Report each line of the data below in which "Testing" appears.
====== Source data
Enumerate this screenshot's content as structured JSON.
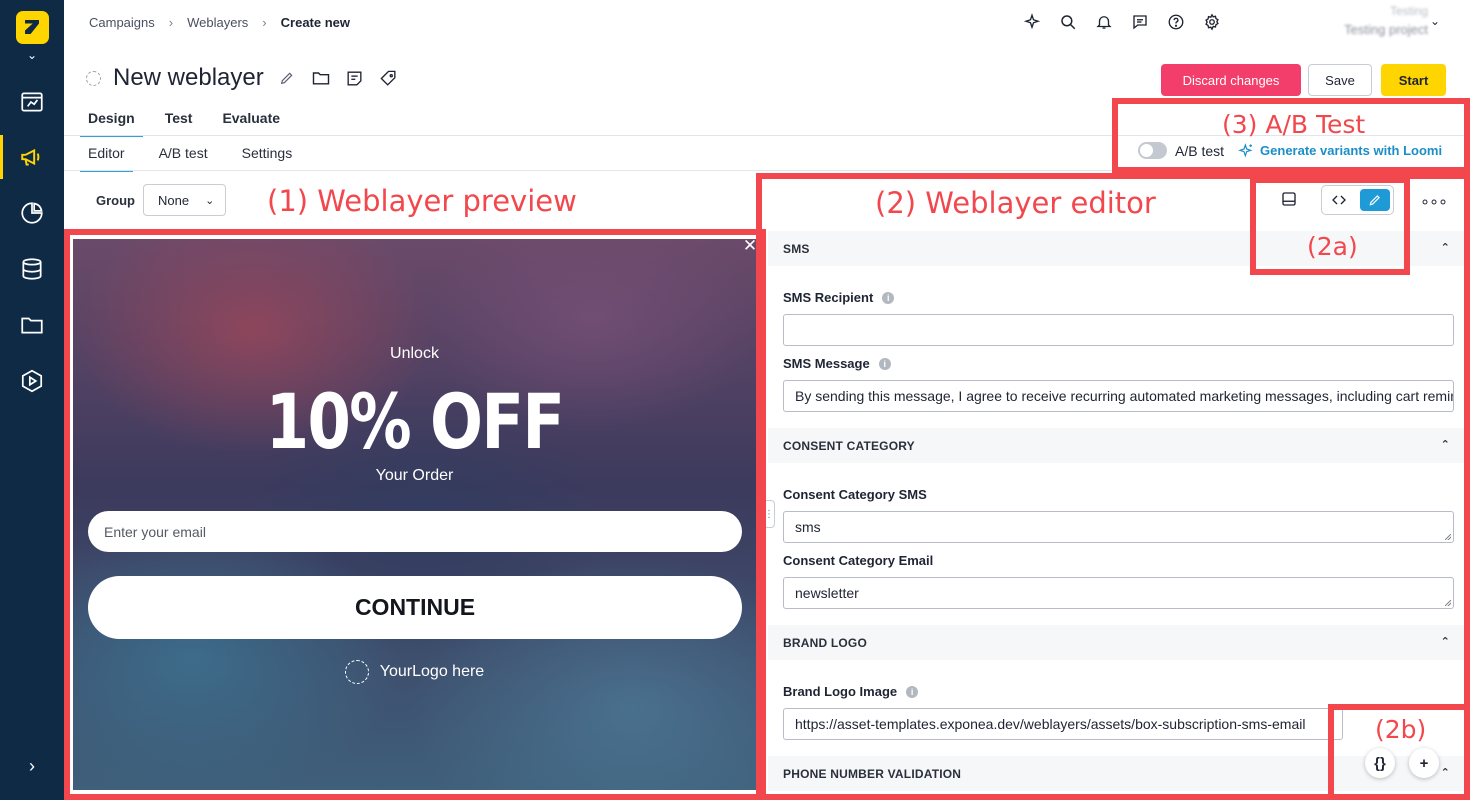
{
  "breadcrumb": [
    "Campaigns",
    "Weblayers",
    "Create new"
  ],
  "project": {
    "line1": "Testing",
    "line2": "Testing project"
  },
  "page_title": "New weblayer",
  "buttons": {
    "discard": "Discard changes",
    "save": "Save",
    "start": "Start"
  },
  "tabs_primary": [
    "Design",
    "Test",
    "Evaluate"
  ],
  "tabs_secondary": [
    "Editor",
    "A/B test",
    "Settings"
  ],
  "ab": {
    "toggle_label": "A/B test",
    "loomi_label": "Generate variants with Loomi"
  },
  "group": {
    "label": "Group",
    "value": "None"
  },
  "annotations": {
    "preview": "(1) Weblayer preview",
    "editor": "(2) Weblayer editor",
    "ab": "(3) A/B Test",
    "editor_toolbar": "(2a)",
    "editor_fabs": "(2b)"
  },
  "preview": {
    "unlock": "Unlock",
    "offer": "10% OFF",
    "order": "Your Order",
    "email_placeholder": "Enter your email",
    "continue": "CONTINUE",
    "logo": "YourLogo here"
  },
  "editor": {
    "sections": {
      "sms": "SMS",
      "consent": "CONSENT CATEGORY",
      "brand": "BRAND LOGO",
      "phone": "PHONE NUMBER VALIDATION"
    },
    "fields": {
      "sms_recipient_label": "SMS Recipient",
      "sms_recipient_value": "",
      "sms_message_label": "SMS Message",
      "sms_message_value": "By sending this message, I agree to receive recurring automated marketing messages, including cart reminders",
      "consent_sms_label": "Consent Category SMS",
      "consent_sms_value": "sms",
      "consent_email_label": "Consent Category Email",
      "consent_email_value": "newsletter",
      "brand_logo_label": "Brand Logo Image",
      "brand_logo_value": "https://asset-templates.exponea.dev/weblayers/assets/box-subscription-sms-email"
    }
  },
  "colors": {
    "annotation": "#f2474c",
    "accent": "#ffd500",
    "discard": "#f33d6a",
    "link": "#1a8fc7",
    "rail": "#0f2a44"
  }
}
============
### Solution to the problem:
    "line1": "Testing",
    "line2": "Testing project"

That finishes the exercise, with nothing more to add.